Games are a very interactive medium for history. Although education is not the first goal for most of them, they can still provide some information that players did not know. By studying the depiction of imperialism in these games, I hope to learn whether the information these games provide is accurate, or whether it is even trying to be accurate. Colonialism and imperialism are still touchy topics today, and I am interested to see how they intersect with entertainment.

Intro- Shaan Budhwani

Hello, everyone! I’m Shaan Budhwani, and I’m in my second semester of the Public History MA program. I’m originally from Houston, Texas, where I did my undergrad at the University of Houston, but I’m really excited to be here in DC! My schoolwork has been all over the place; I’ve written historiographical papers on Islamic Spain and Muslims in the United States, as well as done an oral history project on Norse pagans in Houston. I also taught geography for two years back home, as well! For my personal interests, I enjoy reading and writing. (Fiction, that is. The thousands of pages of readings from classes, maybe a little less.) I also like video games and love traveling, so this pandemic has been good for one, less so for the other.

The last trip I was able to go on before the Dark Times

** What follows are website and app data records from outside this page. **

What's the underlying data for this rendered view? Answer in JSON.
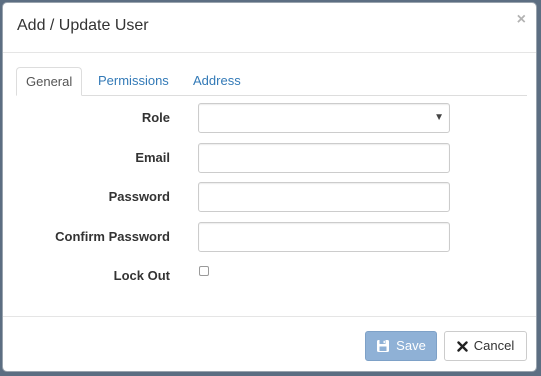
{
  "dialog": {
    "title": "Add / Update User",
    "close_glyph": "×"
  },
  "tabs": [
    {
      "label": "General",
      "active": true
    },
    {
      "label": "Permissions",
      "active": false
    },
    {
      "label": "Address",
      "active": false
    }
  ],
  "form": {
    "role": {
      "label": "Role",
      "value": ""
    },
    "email": {
      "label": "Email",
      "value": ""
    },
    "password": {
      "label": "Password",
      "value": ""
    },
    "confirm_password": {
      "label": "Confirm Password",
      "value": ""
    },
    "lock_out": {
      "label": "Lock Out",
      "checked": false
    }
  },
  "footer": {
    "save_label": "Save",
    "save_icon": "save-icon",
    "cancel_label": "Cancel",
    "cancel_icon": "close-icon"
  },
  "colors": {
    "link": "#337ab7",
    "save_button": "#8fb1d6"
  }
}
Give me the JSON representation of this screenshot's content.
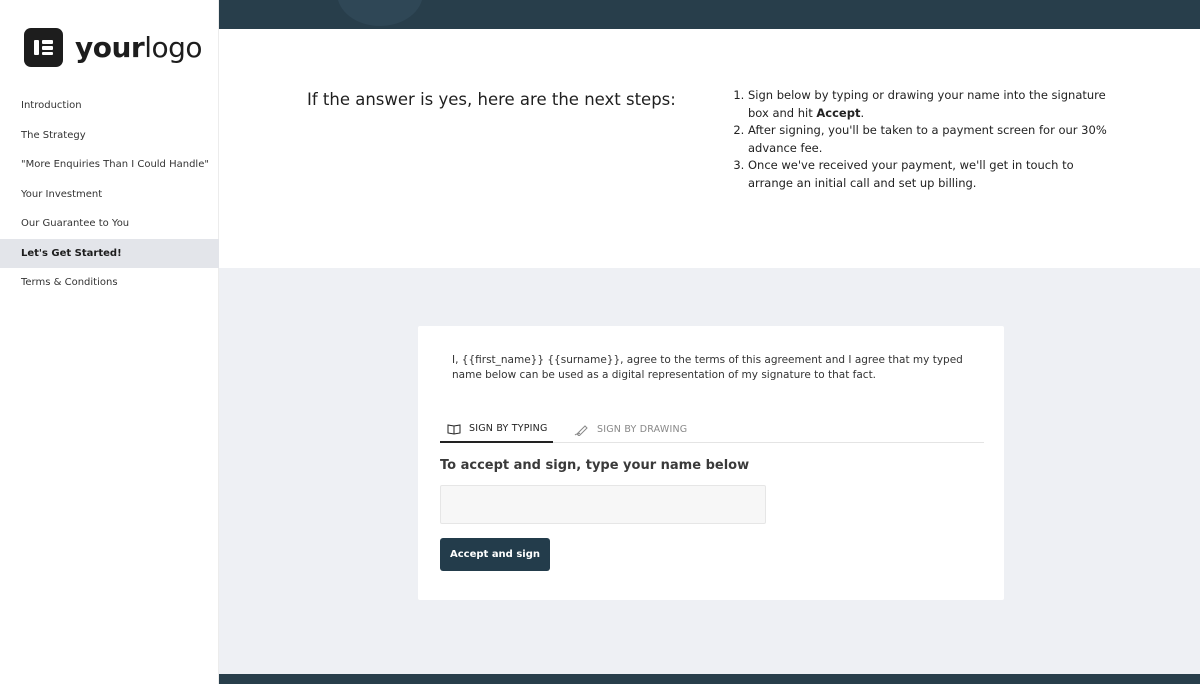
{
  "logo": {
    "text_bold": "your",
    "text_light": "logo"
  },
  "sidebar": {
    "items": [
      {
        "label": "Introduction"
      },
      {
        "label": "The Strategy"
      },
      {
        "label": "\"More Enquiries Than I Could Handle\""
      },
      {
        "label": "Your Investment"
      },
      {
        "label": "Our Guarantee to You"
      },
      {
        "label": "Let's Get Started!",
        "active": true
      },
      {
        "label": "Terms & Conditions"
      }
    ]
  },
  "next_steps": {
    "headline": "If the answer is yes, here are the next steps:",
    "step1_text": "Sign below by typing or drawing your name into the signature box and hit ",
    "step1_bold": "Accept",
    "step1_end": ".",
    "step2": "After signing, you'll be taken to a payment screen for our 30% advance fee.",
    "step3": "Once we've received your payment, we'll get in touch to arrange an initial call and set up billing."
  },
  "signature": {
    "agreement": "I, {{first_name}} {{surname}}, agree to the terms of this agreement and I agree that my typed name below can be used as a digital representation of my signature to that fact.",
    "tab_typing": "SIGN BY TYPING",
    "tab_drawing": "SIGN BY DRAWING",
    "label": "To accept and sign, type your name below",
    "input_value": "",
    "button": "Accept and sign"
  },
  "colors": {
    "navy": "#283e4b",
    "button": "#233c4b",
    "active_nav_bg": "#e3e5ea",
    "section_bg": "#eef0f4"
  }
}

I’m really excited for the public history program, and I liked where my first semester went! I’m primarily interested in archival studies, and my eventual career goal is to work in either an archive, but I always like to keep my options open, and I’d be just as happy in a museum, the National Park Service, or wherever else I end up. Here at American, I hope to refine my public history skills, especially with archival skills. Being in DC, with all the museums and archives, was also very important to me to connect with the world of public history. Learning how to make those connections is probably just as important as what we actually learn in the classes.

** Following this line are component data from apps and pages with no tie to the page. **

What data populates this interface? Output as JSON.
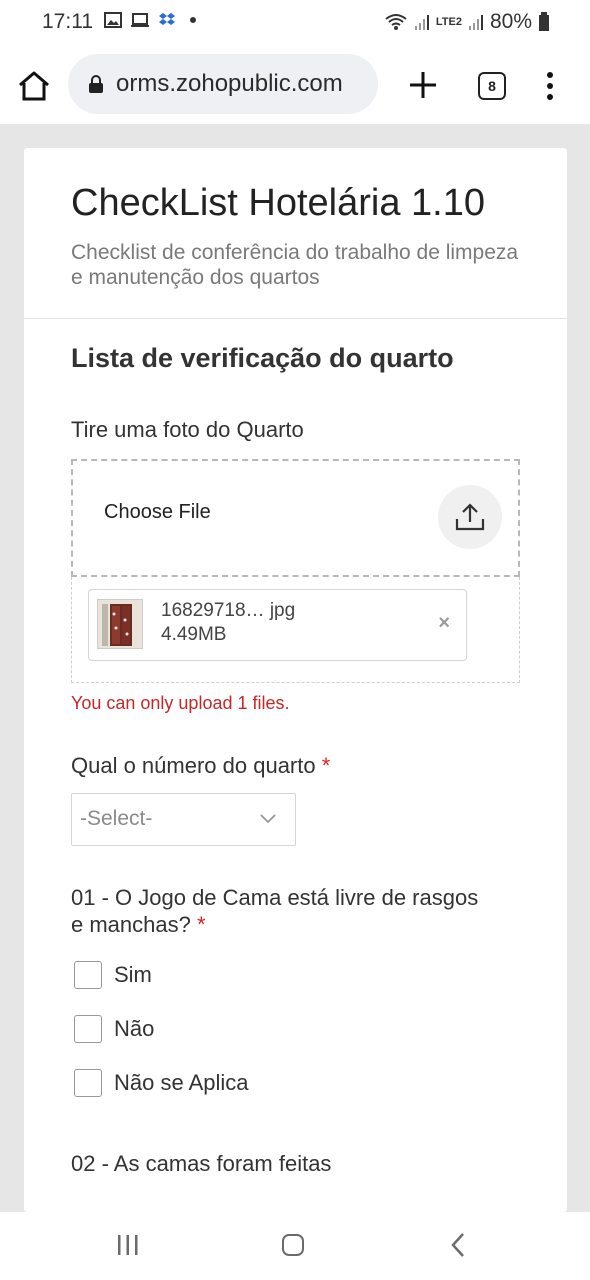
{
  "status_bar": {
    "time": "17:11",
    "network": "LTE2",
    "battery": "80%"
  },
  "browser": {
    "url": "orms.zohopublic.com",
    "tab_count": "8"
  },
  "form": {
    "title": "CheckList Hotelária 1.10",
    "description": "Checklist de conferência do trabalho de limpeza e manutenção dos quartos",
    "section_title": "Lista de verificação do quarto",
    "photo_field": {
      "label": "Tire uma foto do Quarto",
      "choose_label": "Choose File",
      "file_name": "16829718… jpg",
      "file_size": "4.49MB",
      "remove_glyph": "×",
      "error": "You can only upload 1 files."
    },
    "room_field": {
      "label": "Qual o número do quarto",
      "required_mark": "*",
      "select_value": "-Select-"
    },
    "q1": {
      "label": "01 - O Jogo de Cama está livre de rasgos e manchas?",
      "required_mark": "*",
      "options": [
        "Sim",
        "Não",
        "Não se Aplica"
      ]
    },
    "q2": {
      "label": "02 - As camas foram feitas"
    }
  },
  "colors": {
    "error": "#c62828",
    "required": "#dd2222",
    "page_bg": "#e6e6e6"
  }
}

I’m very interested to see what’s in store for us in this class, as well. Already, some of the tools like Historypin look really interesting and useful! I’m particularly interested in digital archival, as these kinds of online archives have been a lifesaver in online learning. I’m also interested in interactive digital history, like video games, and how we might be able to use these to get people more engaged in history. I’m looking forward to our big project, since I’ve always learned best by doing, and already have lots of ideas in my head. Here’s to a great semester!